One of the key barriers to Europe’s competitiveness, as identified by European leaders meeting in Lisbon in 2000 and restated in the Wim Kok report 2004, is the lack of flexibility of Europe’s labour markets compared with its competitors. This has contributed to the poor growth and high unemployment that we have seen in some of the member states in the past few years.
At every Spring Council since 2000, EU leaders and institutions have signed up to and restated the need to make Europe’s labour markets more, not less, flexible. They identify solutions that range from tackling the structural rigidities by reforming tax and social protection systems to improving the mobility and employability of Europe’s citizens. There is endless talk, but little action.
Some European governments have been reluctant to embark on reforms, being only too happy to be distracted by events. This has been compounded by the EU institutions proposing measures that will check and even undo any progress made. Indeed, to propose, for example, to make temporary agency workers more difficult to hire or, as the European Parliament recently agreed, to limit working hours, flies in the face of economic reality.

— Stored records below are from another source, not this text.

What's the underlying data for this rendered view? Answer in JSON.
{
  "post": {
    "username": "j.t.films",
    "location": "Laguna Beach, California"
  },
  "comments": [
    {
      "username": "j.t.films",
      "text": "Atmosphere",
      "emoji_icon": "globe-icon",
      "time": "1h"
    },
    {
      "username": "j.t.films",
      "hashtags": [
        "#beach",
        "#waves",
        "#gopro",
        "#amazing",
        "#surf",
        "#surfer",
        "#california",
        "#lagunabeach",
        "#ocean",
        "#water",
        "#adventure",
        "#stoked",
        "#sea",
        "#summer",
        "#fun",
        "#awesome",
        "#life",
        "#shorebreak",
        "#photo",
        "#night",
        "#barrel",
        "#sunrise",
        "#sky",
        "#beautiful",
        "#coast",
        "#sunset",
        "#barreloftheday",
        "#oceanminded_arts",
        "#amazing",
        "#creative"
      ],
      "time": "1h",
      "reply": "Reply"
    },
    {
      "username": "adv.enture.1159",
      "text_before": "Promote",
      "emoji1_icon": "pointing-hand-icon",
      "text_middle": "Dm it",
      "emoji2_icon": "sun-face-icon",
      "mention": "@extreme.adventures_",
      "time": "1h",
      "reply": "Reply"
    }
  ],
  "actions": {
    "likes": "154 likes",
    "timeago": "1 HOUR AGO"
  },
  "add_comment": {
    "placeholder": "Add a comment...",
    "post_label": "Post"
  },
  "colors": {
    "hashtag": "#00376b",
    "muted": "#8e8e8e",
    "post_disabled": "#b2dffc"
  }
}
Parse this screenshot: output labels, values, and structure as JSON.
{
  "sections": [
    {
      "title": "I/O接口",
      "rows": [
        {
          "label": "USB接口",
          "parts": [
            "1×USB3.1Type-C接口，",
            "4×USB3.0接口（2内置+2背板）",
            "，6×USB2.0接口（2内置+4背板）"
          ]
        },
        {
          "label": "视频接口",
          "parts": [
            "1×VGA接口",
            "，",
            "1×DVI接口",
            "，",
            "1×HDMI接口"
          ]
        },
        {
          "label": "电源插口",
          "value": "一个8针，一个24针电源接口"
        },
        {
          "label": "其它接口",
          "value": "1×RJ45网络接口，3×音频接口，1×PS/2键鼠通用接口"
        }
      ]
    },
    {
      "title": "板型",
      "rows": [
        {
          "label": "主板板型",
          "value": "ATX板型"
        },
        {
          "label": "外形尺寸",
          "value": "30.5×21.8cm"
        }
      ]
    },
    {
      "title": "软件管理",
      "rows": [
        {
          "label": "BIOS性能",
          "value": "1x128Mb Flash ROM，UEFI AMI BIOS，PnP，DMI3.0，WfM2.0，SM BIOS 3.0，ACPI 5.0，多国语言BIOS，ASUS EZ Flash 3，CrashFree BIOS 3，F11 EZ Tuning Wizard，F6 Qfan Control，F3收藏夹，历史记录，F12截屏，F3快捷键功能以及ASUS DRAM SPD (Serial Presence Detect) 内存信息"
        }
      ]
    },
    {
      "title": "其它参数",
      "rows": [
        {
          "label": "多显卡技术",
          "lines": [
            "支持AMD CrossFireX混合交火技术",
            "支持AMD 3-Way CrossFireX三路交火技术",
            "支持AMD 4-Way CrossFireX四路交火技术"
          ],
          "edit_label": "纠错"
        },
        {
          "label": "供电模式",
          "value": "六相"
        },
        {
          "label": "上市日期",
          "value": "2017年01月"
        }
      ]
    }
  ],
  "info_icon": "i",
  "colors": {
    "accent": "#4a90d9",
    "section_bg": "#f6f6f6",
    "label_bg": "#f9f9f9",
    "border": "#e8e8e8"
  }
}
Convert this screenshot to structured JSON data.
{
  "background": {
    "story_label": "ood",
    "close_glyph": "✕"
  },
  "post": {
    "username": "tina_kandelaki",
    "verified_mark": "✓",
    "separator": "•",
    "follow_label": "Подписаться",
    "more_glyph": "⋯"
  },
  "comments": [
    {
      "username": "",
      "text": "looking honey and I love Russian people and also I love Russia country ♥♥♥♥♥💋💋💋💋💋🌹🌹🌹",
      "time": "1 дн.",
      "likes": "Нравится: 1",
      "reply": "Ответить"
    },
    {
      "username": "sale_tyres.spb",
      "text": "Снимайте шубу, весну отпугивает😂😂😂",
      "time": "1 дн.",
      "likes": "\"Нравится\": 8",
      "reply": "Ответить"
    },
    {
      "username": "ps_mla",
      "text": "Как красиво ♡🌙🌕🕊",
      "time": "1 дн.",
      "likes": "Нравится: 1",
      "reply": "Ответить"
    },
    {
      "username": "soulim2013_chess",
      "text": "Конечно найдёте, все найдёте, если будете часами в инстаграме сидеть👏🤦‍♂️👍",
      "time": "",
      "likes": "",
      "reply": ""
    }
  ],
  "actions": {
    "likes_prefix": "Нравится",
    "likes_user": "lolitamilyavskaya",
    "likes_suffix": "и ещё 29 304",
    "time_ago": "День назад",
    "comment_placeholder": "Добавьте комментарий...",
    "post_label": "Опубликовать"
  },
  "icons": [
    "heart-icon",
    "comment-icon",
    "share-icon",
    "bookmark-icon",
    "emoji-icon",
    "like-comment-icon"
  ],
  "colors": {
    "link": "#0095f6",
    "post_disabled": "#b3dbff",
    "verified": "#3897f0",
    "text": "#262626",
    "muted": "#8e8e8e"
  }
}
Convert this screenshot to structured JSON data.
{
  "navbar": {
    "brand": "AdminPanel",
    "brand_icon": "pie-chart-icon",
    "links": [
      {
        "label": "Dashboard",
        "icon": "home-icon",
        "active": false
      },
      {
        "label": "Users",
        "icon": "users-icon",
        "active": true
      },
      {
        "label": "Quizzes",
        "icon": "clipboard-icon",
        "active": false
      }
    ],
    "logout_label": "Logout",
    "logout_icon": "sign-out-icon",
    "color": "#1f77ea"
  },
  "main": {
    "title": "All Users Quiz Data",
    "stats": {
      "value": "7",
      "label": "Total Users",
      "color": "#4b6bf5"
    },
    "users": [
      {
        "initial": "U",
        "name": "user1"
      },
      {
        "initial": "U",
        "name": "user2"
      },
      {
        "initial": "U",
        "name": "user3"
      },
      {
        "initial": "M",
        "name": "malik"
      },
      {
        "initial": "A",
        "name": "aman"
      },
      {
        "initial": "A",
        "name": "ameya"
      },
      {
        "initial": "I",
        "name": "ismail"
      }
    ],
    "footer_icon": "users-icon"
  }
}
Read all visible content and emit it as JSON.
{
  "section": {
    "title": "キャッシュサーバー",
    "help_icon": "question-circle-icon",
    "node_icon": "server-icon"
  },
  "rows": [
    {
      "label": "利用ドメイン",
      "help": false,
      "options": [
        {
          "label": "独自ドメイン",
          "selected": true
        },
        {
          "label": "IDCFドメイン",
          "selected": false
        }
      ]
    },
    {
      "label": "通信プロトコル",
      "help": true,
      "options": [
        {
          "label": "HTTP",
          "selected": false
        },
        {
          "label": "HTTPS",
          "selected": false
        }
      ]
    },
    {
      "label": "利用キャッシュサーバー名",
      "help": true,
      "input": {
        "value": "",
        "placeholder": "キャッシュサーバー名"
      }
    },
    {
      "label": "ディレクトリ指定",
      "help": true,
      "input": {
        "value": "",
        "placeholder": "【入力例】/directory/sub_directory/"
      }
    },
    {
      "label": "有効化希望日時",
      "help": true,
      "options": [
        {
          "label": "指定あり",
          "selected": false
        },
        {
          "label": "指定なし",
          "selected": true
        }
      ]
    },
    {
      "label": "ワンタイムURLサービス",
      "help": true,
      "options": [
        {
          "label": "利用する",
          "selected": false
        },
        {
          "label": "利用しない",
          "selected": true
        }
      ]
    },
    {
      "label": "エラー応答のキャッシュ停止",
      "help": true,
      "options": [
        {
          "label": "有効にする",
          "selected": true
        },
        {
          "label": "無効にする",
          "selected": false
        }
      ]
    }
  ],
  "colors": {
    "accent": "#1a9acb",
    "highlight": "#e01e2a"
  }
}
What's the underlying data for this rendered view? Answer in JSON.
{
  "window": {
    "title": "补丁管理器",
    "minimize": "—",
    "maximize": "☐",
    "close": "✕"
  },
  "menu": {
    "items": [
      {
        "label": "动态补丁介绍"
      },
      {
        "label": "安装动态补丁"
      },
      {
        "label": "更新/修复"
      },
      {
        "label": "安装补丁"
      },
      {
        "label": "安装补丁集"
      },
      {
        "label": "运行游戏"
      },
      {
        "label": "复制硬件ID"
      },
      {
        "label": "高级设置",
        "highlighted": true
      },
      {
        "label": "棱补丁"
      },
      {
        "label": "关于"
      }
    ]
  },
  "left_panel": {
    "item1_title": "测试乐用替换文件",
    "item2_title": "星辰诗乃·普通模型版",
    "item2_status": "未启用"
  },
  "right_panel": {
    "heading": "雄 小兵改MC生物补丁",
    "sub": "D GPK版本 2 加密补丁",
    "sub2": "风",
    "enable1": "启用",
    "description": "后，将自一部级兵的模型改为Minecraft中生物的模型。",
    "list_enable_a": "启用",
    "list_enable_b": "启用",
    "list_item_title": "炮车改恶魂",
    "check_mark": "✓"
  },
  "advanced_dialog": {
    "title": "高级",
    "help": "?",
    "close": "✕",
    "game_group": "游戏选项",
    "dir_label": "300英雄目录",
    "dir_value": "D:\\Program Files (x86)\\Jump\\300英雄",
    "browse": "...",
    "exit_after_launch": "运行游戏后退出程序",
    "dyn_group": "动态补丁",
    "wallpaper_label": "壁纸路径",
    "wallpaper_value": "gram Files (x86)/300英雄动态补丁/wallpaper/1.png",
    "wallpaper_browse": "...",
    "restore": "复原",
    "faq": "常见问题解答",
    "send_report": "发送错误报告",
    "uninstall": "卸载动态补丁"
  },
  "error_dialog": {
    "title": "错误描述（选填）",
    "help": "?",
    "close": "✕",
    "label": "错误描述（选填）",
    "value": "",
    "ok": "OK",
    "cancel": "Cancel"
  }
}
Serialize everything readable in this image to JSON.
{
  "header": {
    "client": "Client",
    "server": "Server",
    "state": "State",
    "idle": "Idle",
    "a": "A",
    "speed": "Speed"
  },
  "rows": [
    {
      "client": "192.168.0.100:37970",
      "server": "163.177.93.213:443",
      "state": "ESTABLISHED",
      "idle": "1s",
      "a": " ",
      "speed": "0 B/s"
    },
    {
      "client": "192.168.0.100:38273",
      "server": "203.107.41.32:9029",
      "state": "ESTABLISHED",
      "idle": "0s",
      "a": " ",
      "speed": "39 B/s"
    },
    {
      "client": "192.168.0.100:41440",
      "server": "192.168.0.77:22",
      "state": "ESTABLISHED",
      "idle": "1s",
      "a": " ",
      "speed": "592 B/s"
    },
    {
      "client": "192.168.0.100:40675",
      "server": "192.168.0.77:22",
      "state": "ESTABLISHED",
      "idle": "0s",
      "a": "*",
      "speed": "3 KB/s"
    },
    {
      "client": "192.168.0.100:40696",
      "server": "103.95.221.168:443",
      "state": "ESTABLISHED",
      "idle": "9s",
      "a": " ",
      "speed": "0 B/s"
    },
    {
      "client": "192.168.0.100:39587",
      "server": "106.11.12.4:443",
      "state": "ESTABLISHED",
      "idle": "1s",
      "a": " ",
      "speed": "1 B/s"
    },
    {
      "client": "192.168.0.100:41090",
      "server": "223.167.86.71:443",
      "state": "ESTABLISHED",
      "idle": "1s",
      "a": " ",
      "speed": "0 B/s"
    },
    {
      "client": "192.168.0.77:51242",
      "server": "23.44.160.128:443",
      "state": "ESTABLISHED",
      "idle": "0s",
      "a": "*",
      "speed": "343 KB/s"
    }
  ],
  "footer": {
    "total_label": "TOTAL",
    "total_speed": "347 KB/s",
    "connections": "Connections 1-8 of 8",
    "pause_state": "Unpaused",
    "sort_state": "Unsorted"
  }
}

We believe the UK government should use its presidency of the EU to keep the spotlight on the need for reform. But to make its voice heard and win the arguments, it needs to do two things. First, it must encourage our allies, particularly the new member states, to act on their strong words. They have much in common with the UK. Second, it needs to dispel the illusion, strongly held in some parts of the EU and its institutions, that the UK is a bad place in which to work.
The UK has high employment, the number of hours worked continues to fall, and we have an excellent health and safety record. Further, we have seen the introduction of some of the most progressive family-friendly policies in the world.
Europe must implement the structural reforms agreed in Lisbon, as we risk being marginalised – squeezed by the low-cost countries in Asia and the innovative, technology-driven US.
David Frost is Director general of British Chambers of Commerce